■ Problem description ■
In the entries below, find every line with the string "title" and copy it.

Records from a collection
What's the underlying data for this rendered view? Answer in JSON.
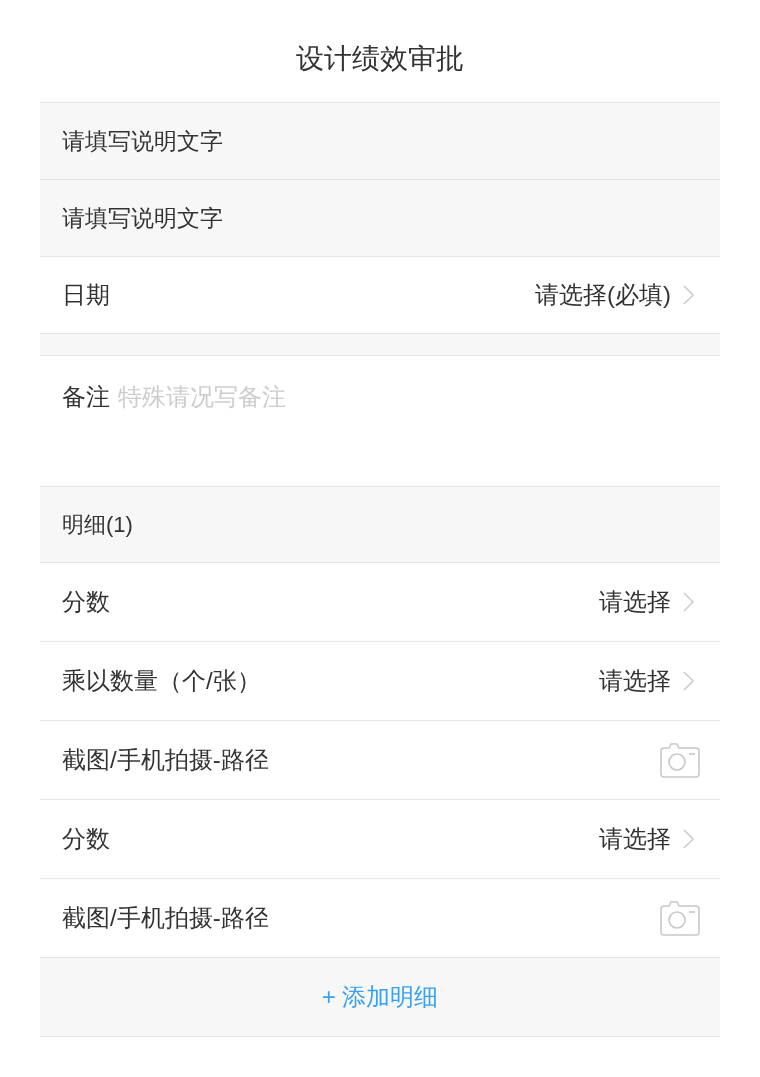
{
  "title": "设计绩效审批",
  "notes": [
    {
      "text": "请填写说明文字"
    },
    {
      "text": "请填写说明文字"
    }
  ],
  "date_field": {
    "label": "日期",
    "value": "请选择(必填)"
  },
  "remark_field": {
    "label": "备注",
    "placeholder": "特殊请况写备注"
  },
  "detail_section": {
    "title": "明细(1)",
    "rows": [
      {
        "kind": "select",
        "label": "分数",
        "value": "请选择"
      },
      {
        "kind": "select",
        "label": "乘以数量（个/张）",
        "value": "请选择"
      },
      {
        "kind": "photo",
        "label": "截图/手机拍摄-路径"
      },
      {
        "kind": "select",
        "label": "分数",
        "value": "请选择"
      },
      {
        "kind": "photo",
        "label": "截图/手机拍摄-路径"
      }
    ]
  },
  "add_button": {
    "label": "+ 添加明细"
  }
}
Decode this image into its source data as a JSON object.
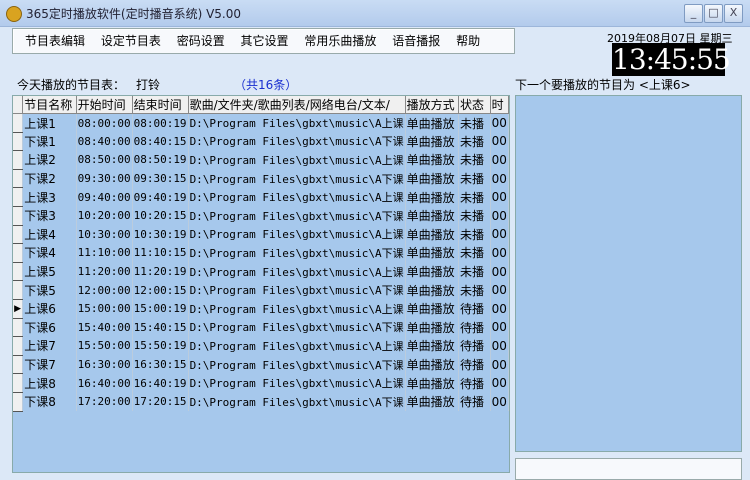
{
  "window": {
    "title": "365定时播放软件(定时播音系统) V5.00",
    "min": "_",
    "max": "□",
    "close": "X"
  },
  "menu": [
    "节目表编辑",
    "设定节目表",
    "密码设置",
    "其它设置",
    "常用乐曲播放",
    "语音播报",
    "帮助"
  ],
  "date": "2019年08月07日  星期三",
  "clock": "13:45:55",
  "today_label": "今天播放的节目表：",
  "today_name": "打铃",
  "count": "（共16条）",
  "next_label": "下一个要播放的节目为 <上课6>",
  "columns": [
    "节目名称",
    "开始时间",
    "结束时间",
    "歌曲/文件夹/歌曲列表/网络电台/文本/",
    "播放方式",
    "状态",
    "时"
  ],
  "current_row": 10,
  "rows": [
    [
      "上课1",
      "08:00:00",
      "08:00:19",
      "D:\\Program Files\\gbxt\\music\\A上课",
      "单曲播放",
      "未播",
      "00"
    ],
    [
      "下课1",
      "08:40:00",
      "08:40:15",
      "D:\\Program Files\\gbxt\\music\\A下课",
      "单曲播放",
      "未播",
      "00"
    ],
    [
      "上课2",
      "08:50:00",
      "08:50:19",
      "D:\\Program Files\\gbxt\\music\\A上课",
      "单曲播放",
      "未播",
      "00"
    ],
    [
      "下课2",
      "09:30:00",
      "09:30:15",
      "D:\\Program Files\\gbxt\\music\\A下课",
      "单曲播放",
      "未播",
      "00"
    ],
    [
      "上课3",
      "09:40:00",
      "09:40:19",
      "D:\\Program Files\\gbxt\\music\\A上课",
      "单曲播放",
      "未播",
      "00"
    ],
    [
      "下课3",
      "10:20:00",
      "10:20:15",
      "D:\\Program Files\\gbxt\\music\\A下课",
      "单曲播放",
      "未播",
      "00"
    ],
    [
      "上课4",
      "10:30:00",
      "10:30:19",
      "D:\\Program Files\\gbxt\\music\\A上课",
      "单曲播放",
      "未播",
      "00"
    ],
    [
      "下课4",
      "11:10:00",
      "11:10:15",
      "D:\\Program Files\\gbxt\\music\\A下课",
      "单曲播放",
      "未播",
      "00"
    ],
    [
      "上课5",
      "11:20:00",
      "11:20:19",
      "D:\\Program Files\\gbxt\\music\\A上课",
      "单曲播放",
      "未播",
      "00"
    ],
    [
      "下课5",
      "12:00:00",
      "12:00:15",
      "D:\\Program Files\\gbxt\\music\\A下课",
      "单曲播放",
      "未播",
      "00"
    ],
    [
      "上课6",
      "15:00:00",
      "15:00:19",
      "D:\\Program Files\\gbxt\\music\\A上课",
      "单曲播放",
      "待播",
      "00"
    ],
    [
      "下课6",
      "15:40:00",
      "15:40:15",
      "D:\\Program Files\\gbxt\\music\\A下课",
      "单曲播放",
      "待播",
      "00"
    ],
    [
      "上课7",
      "15:50:00",
      "15:50:19",
      "D:\\Program Files\\gbxt\\music\\A上课",
      "单曲播放",
      "待播",
      "00"
    ],
    [
      "下课7",
      "16:30:00",
      "16:30:15",
      "D:\\Program Files\\gbxt\\music\\A下课",
      "单曲播放",
      "待播",
      "00"
    ],
    [
      "上课8",
      "16:40:00",
      "16:40:19",
      "D:\\Program Files\\gbxt\\music\\A上课",
      "单曲播放",
      "待播",
      "00"
    ],
    [
      "下课8",
      "17:20:00",
      "17:20:15",
      "D:\\Program Files\\gbxt\\music\\A下课",
      "单曲播放",
      "待播",
      "00"
    ]
  ]
}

■ Written reply ■
  "title": "设计绩效审批",
    "title": "明细(1)",
    "title": "365定时播放软件(定时播音系统) V5.00",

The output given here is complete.